It’s possible an anticaries DNA vaccine may eventually exist that has the ability to prevent dental caries.
This information comes from a study led by Wei Shi, of the Wuhan Institute of Virology, Chinese Academy of Sciences. There are still, however, issues concerning the low immunogenicity of DNA vaccines.
This study was published in the Journal of Dental Research.
To compile the data, the research team used recombinant flagellin protein derived from Salmonella as mucosal adjuvant for the anticaries vaccine. The results were then analyzed on rodent teeth. The results indicated that Salmonella allowed the production of surface protein immunoglobin G in serum and secretory immunoglobin A in saliva of animals by intranasal immunization with the combination of pGJA-P/VAX and Salmonella.

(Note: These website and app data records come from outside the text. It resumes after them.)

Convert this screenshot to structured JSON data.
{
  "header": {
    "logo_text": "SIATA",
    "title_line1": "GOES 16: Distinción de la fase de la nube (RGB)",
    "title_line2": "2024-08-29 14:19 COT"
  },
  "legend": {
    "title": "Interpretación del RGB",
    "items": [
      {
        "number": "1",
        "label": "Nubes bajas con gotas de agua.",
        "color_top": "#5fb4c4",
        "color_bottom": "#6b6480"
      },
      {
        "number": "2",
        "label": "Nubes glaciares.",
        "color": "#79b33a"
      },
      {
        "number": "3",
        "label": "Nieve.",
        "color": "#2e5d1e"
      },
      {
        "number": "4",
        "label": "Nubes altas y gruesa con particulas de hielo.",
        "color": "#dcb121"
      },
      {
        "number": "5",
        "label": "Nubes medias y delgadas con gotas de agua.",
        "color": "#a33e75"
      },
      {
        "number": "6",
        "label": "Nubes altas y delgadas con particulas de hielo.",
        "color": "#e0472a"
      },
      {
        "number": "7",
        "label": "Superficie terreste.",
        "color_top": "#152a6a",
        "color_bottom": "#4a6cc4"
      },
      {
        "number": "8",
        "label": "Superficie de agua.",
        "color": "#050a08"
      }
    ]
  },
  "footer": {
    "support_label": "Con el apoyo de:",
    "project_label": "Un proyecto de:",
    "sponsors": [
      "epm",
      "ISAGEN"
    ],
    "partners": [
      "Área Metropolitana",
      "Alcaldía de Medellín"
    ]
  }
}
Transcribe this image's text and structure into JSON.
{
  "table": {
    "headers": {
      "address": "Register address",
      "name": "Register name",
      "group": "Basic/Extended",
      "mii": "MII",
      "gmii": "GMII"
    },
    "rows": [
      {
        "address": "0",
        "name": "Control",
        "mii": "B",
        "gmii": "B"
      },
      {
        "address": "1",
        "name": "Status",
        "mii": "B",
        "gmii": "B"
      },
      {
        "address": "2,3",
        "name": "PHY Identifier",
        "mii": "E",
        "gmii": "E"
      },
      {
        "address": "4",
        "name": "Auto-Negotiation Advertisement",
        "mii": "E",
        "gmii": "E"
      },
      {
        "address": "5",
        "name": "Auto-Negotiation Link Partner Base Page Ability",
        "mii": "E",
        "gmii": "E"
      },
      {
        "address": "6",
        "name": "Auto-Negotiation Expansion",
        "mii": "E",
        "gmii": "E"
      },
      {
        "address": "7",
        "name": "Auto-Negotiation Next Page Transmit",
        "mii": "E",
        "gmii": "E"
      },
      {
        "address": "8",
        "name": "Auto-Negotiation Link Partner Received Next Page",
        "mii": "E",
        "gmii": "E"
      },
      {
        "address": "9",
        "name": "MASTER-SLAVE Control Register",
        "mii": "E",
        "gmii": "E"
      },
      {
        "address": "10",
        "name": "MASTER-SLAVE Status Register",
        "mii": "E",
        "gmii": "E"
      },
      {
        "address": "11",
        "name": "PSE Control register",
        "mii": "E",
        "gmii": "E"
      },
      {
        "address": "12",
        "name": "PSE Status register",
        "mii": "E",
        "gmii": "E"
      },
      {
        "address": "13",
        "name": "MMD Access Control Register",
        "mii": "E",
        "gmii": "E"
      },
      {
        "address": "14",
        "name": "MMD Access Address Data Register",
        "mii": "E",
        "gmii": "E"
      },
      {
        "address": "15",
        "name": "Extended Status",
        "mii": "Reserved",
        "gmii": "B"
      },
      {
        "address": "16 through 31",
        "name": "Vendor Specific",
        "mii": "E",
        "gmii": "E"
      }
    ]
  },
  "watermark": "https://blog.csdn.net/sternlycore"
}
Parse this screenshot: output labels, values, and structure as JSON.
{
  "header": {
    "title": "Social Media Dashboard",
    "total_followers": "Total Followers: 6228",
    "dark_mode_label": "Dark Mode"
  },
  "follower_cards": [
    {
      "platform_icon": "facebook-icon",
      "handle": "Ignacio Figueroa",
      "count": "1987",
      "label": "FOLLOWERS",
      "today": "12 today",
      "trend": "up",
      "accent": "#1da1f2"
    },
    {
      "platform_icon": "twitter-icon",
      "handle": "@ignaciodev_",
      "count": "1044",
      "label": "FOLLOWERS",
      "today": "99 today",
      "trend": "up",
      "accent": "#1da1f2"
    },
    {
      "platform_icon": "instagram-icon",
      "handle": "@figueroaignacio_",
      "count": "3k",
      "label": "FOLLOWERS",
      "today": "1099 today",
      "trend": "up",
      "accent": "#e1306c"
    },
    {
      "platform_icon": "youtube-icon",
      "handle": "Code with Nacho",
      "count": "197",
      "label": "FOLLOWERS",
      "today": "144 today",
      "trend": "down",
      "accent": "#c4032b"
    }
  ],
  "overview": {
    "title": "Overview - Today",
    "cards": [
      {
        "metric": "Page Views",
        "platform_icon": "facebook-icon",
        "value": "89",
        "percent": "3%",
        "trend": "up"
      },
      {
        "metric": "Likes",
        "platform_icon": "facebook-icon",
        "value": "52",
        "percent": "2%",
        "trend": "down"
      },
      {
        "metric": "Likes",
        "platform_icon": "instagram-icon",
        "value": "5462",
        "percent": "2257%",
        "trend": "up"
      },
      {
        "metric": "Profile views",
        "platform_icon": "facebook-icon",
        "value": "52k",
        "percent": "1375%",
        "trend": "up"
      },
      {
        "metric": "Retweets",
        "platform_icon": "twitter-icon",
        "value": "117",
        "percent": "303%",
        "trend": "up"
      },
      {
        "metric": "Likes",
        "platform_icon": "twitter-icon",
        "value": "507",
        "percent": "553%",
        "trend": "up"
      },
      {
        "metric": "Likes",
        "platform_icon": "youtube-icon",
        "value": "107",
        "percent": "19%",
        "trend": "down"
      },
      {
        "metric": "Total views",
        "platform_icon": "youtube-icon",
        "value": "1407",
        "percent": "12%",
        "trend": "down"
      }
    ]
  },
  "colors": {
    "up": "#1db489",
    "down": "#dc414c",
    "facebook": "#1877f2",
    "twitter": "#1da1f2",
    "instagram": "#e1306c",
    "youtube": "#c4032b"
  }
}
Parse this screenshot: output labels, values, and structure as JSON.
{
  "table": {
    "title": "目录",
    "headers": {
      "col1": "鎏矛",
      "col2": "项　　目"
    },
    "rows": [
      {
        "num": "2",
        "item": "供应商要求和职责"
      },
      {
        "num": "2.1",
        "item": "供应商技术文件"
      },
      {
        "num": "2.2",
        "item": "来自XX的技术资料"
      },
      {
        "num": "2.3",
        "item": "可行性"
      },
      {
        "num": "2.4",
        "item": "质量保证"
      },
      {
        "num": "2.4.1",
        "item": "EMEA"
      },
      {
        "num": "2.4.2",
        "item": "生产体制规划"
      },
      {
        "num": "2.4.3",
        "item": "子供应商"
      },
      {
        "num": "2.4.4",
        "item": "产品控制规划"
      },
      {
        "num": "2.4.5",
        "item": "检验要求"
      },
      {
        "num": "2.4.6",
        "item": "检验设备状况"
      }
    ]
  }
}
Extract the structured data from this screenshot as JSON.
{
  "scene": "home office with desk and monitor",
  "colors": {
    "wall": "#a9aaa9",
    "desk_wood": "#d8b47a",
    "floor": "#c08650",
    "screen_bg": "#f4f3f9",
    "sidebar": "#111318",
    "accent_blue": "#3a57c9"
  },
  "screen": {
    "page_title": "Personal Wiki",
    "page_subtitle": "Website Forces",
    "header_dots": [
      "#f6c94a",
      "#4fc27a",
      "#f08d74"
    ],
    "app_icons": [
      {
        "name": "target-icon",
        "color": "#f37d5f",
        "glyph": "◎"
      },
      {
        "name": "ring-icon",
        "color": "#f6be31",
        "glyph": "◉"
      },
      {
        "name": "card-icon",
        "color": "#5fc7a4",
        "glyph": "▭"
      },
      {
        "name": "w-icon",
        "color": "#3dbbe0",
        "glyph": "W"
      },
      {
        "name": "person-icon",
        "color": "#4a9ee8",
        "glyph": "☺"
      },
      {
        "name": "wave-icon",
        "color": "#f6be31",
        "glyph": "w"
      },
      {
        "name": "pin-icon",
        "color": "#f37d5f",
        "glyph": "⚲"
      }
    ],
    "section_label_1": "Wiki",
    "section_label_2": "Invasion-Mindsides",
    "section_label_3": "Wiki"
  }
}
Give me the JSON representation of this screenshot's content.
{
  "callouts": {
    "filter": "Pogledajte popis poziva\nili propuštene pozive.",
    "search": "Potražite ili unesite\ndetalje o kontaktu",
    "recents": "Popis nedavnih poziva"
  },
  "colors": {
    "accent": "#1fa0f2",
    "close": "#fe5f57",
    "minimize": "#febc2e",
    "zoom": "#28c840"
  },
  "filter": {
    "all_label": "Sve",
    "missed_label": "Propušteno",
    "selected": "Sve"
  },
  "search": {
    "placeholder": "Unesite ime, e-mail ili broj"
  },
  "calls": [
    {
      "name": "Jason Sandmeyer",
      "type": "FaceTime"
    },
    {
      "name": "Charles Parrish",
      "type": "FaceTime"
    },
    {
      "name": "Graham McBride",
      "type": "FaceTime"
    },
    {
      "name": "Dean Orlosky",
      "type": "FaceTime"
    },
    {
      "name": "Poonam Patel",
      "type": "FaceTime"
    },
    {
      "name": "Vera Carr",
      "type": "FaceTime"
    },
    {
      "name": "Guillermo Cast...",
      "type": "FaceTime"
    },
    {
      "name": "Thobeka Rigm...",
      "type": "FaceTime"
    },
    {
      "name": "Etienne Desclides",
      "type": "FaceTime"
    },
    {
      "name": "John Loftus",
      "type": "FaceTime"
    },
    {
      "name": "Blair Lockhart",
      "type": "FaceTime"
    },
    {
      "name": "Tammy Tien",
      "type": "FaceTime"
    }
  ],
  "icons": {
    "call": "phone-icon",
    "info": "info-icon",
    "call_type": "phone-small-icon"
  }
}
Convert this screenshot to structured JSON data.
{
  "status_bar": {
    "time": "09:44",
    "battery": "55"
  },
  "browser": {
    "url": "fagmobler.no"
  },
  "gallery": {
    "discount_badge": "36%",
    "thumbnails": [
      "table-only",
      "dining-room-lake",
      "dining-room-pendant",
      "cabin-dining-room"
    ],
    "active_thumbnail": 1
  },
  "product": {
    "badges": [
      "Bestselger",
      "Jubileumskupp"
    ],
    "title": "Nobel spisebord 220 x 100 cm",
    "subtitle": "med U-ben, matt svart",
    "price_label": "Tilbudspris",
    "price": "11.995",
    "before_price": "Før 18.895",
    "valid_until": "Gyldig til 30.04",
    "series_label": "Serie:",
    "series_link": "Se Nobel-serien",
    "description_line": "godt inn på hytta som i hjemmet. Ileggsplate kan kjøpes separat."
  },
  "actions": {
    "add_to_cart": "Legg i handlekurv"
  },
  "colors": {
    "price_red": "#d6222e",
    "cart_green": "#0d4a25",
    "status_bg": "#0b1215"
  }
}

The study also demonstrated that immunoglobin A was involved with the inhibition of S. mutans colonization of tooth surfaces.
In summation, it’s possible for a substance in saliva to be triggered in a way that would result in an anticaries vaccine. There is also information from other studies that back up these claims, including studies that show there have been successful vaccines for dental caries in animals. That’s why this study could lead to a dental caries vaccine for humans.